* What is required
Locate the word "clock" in the entries below, then gather every line that holds it.

::: Input

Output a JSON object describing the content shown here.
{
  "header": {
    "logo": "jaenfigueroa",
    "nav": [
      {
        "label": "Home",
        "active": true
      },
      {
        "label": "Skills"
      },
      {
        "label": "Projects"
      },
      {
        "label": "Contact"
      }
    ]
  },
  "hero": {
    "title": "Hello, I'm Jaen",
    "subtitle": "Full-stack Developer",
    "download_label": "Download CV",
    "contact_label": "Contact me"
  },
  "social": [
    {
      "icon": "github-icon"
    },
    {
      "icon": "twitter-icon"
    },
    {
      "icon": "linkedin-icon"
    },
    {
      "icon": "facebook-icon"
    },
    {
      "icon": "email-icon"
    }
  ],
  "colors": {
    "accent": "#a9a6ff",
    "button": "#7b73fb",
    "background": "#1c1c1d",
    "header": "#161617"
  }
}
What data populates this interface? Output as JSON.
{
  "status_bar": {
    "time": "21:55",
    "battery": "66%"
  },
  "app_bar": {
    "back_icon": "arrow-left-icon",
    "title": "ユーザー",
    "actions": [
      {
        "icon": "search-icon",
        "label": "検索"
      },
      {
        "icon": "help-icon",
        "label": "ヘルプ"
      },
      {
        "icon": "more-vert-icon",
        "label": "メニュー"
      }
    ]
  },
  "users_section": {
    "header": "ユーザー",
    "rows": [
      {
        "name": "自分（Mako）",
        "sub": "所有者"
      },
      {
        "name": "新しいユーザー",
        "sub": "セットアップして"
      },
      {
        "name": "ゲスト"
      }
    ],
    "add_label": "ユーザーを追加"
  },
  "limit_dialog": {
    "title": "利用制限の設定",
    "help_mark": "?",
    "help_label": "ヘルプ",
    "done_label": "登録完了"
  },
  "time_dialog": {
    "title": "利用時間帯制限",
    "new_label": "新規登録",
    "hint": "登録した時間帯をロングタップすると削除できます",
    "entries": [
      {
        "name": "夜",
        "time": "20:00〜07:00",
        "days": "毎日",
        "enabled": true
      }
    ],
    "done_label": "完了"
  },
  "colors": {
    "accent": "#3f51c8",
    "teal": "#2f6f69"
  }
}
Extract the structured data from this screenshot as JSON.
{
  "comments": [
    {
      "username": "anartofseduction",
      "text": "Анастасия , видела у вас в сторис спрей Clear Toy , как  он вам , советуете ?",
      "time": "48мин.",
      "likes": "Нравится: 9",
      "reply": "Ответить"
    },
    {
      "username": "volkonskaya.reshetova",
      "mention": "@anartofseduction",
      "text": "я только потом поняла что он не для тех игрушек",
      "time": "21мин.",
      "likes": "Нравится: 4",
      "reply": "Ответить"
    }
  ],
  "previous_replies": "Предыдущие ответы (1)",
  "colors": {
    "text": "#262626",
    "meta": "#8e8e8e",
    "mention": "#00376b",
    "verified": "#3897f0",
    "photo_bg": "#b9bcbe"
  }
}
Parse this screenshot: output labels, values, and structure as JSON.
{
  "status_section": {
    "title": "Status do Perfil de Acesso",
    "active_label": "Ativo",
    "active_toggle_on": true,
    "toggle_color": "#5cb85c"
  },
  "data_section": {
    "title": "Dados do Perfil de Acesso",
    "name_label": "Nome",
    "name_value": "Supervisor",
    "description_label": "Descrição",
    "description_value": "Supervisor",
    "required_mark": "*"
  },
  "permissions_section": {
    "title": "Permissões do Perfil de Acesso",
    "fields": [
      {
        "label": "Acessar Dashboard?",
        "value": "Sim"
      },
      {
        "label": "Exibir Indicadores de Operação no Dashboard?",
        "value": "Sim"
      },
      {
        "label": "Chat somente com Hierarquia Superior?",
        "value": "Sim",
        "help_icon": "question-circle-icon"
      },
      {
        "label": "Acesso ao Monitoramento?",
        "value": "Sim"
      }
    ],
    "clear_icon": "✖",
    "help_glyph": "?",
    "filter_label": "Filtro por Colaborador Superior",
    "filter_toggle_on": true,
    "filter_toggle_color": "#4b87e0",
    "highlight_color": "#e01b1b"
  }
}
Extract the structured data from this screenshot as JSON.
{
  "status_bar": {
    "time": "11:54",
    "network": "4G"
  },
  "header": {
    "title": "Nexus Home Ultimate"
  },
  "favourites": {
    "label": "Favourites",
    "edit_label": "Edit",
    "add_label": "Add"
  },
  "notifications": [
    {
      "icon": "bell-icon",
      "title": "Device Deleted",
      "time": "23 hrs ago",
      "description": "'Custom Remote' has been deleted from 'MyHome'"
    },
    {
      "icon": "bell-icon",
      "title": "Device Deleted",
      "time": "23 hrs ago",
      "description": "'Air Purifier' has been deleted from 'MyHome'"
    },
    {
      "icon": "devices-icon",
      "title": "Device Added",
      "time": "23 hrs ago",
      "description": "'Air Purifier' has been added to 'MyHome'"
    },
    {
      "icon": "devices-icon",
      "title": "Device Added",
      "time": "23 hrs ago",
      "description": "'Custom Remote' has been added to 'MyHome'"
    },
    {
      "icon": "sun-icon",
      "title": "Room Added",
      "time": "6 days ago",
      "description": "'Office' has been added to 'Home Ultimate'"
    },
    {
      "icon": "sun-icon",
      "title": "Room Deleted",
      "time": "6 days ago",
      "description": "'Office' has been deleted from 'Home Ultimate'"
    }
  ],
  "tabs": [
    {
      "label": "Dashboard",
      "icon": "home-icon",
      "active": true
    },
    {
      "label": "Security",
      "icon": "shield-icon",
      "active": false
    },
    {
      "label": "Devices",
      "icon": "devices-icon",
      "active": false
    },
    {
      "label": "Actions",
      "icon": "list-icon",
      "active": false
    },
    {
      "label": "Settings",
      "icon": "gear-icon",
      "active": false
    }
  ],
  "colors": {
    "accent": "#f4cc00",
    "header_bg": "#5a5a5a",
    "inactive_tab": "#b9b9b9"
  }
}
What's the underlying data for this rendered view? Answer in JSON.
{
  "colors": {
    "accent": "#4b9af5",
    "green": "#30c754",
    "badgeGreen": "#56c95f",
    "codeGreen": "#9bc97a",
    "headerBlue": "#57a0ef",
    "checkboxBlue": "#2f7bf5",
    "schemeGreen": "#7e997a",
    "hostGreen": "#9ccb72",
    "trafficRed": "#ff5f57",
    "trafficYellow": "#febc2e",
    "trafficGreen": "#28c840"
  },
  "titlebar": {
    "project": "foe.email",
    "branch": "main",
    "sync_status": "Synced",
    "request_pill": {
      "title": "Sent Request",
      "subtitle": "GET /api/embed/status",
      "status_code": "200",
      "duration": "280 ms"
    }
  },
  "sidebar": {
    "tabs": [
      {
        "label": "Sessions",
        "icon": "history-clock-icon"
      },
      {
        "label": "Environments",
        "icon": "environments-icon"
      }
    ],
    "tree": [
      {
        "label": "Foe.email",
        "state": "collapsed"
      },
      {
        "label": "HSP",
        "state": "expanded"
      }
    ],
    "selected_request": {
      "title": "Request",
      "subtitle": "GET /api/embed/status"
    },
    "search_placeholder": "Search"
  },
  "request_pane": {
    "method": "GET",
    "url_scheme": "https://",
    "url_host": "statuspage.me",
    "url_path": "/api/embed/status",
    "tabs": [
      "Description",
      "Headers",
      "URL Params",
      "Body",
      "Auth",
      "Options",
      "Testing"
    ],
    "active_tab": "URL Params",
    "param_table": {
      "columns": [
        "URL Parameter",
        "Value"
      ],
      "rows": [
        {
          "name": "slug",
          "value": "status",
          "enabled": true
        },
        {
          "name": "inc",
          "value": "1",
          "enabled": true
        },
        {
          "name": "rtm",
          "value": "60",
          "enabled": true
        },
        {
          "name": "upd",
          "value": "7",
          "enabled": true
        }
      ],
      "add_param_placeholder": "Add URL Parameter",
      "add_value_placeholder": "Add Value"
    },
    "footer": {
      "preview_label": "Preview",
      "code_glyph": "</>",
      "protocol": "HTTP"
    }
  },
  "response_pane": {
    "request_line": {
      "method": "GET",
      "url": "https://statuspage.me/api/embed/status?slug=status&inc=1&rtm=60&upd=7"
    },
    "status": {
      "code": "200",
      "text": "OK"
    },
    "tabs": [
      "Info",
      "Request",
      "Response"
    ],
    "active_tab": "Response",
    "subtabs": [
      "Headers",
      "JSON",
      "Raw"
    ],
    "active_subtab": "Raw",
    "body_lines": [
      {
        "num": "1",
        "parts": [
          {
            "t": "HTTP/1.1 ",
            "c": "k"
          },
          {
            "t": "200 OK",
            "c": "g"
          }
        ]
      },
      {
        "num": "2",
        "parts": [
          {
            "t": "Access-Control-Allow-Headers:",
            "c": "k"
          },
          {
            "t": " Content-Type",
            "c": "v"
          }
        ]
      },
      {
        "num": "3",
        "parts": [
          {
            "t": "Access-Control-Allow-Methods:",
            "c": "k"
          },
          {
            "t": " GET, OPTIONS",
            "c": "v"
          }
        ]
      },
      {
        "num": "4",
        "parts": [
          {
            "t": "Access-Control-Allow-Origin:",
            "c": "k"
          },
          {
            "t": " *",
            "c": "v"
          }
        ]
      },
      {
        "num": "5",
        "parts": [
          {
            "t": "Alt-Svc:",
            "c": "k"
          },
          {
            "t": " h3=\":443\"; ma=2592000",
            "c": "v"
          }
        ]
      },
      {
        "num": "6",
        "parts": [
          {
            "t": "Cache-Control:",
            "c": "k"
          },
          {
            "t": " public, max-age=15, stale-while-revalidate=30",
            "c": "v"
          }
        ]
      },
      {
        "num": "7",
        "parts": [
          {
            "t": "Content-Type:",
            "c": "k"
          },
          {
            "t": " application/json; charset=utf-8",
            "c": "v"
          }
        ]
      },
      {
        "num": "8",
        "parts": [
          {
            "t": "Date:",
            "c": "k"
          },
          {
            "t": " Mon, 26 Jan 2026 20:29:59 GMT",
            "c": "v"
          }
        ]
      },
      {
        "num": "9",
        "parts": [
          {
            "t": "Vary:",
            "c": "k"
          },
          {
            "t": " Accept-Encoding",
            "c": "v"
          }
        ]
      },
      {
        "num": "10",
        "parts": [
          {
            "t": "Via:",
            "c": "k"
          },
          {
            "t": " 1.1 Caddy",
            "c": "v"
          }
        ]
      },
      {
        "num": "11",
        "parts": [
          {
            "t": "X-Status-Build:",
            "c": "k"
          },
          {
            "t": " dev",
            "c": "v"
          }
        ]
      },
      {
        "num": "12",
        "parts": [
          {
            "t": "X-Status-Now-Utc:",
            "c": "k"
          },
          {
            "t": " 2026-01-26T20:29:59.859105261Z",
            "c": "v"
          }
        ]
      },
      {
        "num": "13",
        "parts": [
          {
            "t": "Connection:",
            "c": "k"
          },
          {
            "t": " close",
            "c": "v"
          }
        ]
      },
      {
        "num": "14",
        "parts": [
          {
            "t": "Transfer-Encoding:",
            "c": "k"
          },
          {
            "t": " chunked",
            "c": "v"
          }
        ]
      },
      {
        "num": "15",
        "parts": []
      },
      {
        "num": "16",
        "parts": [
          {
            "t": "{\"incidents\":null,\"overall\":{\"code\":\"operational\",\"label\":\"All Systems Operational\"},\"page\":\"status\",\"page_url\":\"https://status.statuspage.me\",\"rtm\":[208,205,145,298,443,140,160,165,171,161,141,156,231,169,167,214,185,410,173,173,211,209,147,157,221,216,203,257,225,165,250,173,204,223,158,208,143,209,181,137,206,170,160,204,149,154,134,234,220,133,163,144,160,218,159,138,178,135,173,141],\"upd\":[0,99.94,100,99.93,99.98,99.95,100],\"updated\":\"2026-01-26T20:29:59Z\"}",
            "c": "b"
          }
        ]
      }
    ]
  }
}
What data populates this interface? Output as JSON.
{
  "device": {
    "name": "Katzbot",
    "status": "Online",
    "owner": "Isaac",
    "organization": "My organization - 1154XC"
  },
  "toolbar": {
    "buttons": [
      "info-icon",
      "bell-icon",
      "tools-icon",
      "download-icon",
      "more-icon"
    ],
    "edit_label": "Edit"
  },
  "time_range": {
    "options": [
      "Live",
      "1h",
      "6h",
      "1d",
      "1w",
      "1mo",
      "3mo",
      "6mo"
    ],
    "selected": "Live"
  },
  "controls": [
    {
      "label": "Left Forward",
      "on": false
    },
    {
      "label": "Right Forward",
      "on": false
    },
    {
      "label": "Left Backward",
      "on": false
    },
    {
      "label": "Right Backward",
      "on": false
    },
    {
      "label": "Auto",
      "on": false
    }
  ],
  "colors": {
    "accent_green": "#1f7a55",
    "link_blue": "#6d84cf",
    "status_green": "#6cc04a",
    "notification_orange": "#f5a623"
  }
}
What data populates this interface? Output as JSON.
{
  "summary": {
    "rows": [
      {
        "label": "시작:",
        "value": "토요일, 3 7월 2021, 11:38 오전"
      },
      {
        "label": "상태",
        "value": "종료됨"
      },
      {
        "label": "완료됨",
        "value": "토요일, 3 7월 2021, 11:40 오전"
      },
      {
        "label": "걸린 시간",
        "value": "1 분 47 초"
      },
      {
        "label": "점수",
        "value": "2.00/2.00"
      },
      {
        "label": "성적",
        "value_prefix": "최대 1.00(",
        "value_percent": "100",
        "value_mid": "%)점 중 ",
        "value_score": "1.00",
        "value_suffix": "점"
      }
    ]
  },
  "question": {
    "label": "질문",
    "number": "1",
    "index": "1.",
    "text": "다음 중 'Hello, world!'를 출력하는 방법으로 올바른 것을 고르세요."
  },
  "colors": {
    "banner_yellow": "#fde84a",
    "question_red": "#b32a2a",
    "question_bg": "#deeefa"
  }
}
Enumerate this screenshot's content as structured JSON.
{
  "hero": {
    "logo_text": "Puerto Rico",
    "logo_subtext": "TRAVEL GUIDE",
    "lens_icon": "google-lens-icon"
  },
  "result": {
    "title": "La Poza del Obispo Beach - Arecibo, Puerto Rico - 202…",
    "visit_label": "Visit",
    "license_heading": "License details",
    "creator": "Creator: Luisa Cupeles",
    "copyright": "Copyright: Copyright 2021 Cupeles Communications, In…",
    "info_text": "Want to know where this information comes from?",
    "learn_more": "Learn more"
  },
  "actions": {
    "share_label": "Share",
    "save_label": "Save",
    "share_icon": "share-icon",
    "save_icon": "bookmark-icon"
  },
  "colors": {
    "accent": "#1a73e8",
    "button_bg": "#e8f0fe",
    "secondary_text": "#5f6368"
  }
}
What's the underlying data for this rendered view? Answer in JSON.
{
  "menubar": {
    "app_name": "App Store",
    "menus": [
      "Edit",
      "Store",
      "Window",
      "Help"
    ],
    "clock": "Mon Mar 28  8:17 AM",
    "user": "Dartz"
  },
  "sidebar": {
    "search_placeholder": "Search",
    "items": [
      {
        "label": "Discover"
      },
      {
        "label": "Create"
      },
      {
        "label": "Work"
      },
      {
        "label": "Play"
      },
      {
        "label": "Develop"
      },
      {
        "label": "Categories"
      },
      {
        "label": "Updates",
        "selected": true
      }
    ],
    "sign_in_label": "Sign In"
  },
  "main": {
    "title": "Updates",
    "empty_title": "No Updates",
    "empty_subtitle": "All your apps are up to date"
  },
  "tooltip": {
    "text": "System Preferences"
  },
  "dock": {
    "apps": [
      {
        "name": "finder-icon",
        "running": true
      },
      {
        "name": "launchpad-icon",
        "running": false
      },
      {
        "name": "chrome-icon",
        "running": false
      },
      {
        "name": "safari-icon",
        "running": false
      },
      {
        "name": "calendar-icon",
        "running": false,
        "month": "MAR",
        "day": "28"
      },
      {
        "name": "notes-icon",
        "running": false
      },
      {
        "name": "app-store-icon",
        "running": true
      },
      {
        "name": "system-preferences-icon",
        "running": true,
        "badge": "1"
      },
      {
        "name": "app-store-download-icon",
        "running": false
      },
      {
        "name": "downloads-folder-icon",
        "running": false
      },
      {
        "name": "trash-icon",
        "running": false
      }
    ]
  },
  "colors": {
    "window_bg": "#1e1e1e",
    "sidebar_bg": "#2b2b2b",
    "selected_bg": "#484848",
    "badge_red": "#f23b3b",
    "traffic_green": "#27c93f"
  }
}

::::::

* Answer space
        "icon": "history-clock-icon"
    "clock": "Mon Mar 28  8:17 AM",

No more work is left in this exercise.